Other writers make assumptions to set the scene. One wrote of the `eerie silence’ which surrounded the death house – but a little more research would have shown that the killer left his music system on at full blast, almost deafening the homicide team. Another named two children who killed and said they’d both had good guardians, whereas one of those guardians was known to the social services for beating the girl with a paddle whilst the other so controlled her sixteen year old son that she even accompanied him on the rare occasions when he had a date.
Sometimes bad things happen but it isn’t the writer’s fault. The late John Dunning, for example, used to legitimately buy the basis of his crime stories from an agency. One day he received a letter from another crime writer pointing out that his dates were often wrong. John checked with the agency– and they admitted that they’d thought modern crime stories sold better than older ones, so were adding twenty years to each date!
But the truly ugly crime writers are those who are simply in it for the money, who don’t care about the genre or the readership. One reader told a magazine that he was part way through a true crime book on modern slavery when he realised that he was reading an excerpt from one of his favourite sadomasochistic novels. He contacted the novel publisher who said that they’d sue but I’ve no idea what happened next.
This author saw similar plagiarism when researching her true crime books Women Who Kill and Children Who Kill. Two encyclopaedia-style books contained numerous identical paragraphs. It seems that, in the mad rush to make a living, the actual desire to create something new is lost.
Sadly, it comes down to simple economics – if an author takes eighteen months to research and write a book, he get one advance but if he rushes out three books in that same time period, he gets three advances. So, at least in the short term, the bad author earns three times as much as the good.
Occasionally good writers are silenced because they get too close to the truth.

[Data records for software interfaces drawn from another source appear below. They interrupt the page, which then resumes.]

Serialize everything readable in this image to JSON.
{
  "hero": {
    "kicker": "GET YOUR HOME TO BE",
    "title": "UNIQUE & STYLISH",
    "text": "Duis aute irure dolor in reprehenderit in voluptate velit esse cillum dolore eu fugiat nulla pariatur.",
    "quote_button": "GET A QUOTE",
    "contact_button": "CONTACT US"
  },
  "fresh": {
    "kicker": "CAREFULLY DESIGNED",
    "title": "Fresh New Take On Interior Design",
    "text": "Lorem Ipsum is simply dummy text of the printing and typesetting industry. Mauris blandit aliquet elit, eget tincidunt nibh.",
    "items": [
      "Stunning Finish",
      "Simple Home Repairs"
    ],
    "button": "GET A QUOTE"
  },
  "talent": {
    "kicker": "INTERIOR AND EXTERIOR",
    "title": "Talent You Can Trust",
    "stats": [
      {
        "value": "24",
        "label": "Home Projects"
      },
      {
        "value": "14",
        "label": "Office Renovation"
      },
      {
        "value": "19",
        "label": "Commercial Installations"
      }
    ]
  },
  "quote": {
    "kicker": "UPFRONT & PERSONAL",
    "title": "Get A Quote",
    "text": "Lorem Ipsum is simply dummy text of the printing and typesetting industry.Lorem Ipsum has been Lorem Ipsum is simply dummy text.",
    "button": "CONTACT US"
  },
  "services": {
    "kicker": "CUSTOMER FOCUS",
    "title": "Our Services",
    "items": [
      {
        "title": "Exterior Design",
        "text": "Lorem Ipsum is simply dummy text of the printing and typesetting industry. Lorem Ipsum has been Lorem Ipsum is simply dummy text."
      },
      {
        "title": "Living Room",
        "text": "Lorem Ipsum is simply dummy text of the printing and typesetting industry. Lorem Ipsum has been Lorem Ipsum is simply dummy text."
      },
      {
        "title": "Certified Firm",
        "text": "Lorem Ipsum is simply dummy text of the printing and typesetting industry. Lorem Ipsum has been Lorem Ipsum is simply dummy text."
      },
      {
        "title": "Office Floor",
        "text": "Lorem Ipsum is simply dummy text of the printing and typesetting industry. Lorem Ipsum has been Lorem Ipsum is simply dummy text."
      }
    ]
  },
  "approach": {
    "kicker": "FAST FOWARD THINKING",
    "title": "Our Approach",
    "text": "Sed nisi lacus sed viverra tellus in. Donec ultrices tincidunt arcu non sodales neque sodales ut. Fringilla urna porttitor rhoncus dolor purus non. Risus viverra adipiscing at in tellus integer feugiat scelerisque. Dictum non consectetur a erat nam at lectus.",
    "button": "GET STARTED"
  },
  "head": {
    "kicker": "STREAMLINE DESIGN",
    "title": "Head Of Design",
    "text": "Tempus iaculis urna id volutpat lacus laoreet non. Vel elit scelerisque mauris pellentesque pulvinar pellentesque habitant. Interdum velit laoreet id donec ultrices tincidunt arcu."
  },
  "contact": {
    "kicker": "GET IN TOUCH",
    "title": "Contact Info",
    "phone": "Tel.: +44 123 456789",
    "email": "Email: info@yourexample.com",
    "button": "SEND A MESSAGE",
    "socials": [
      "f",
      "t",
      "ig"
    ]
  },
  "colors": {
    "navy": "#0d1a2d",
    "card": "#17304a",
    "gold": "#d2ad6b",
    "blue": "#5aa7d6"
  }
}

This happened to Brian Masters, a crime writer of the highest integrity. I don’t always agree with his slant on life, but his honesty and sheer hard work are never in dispute.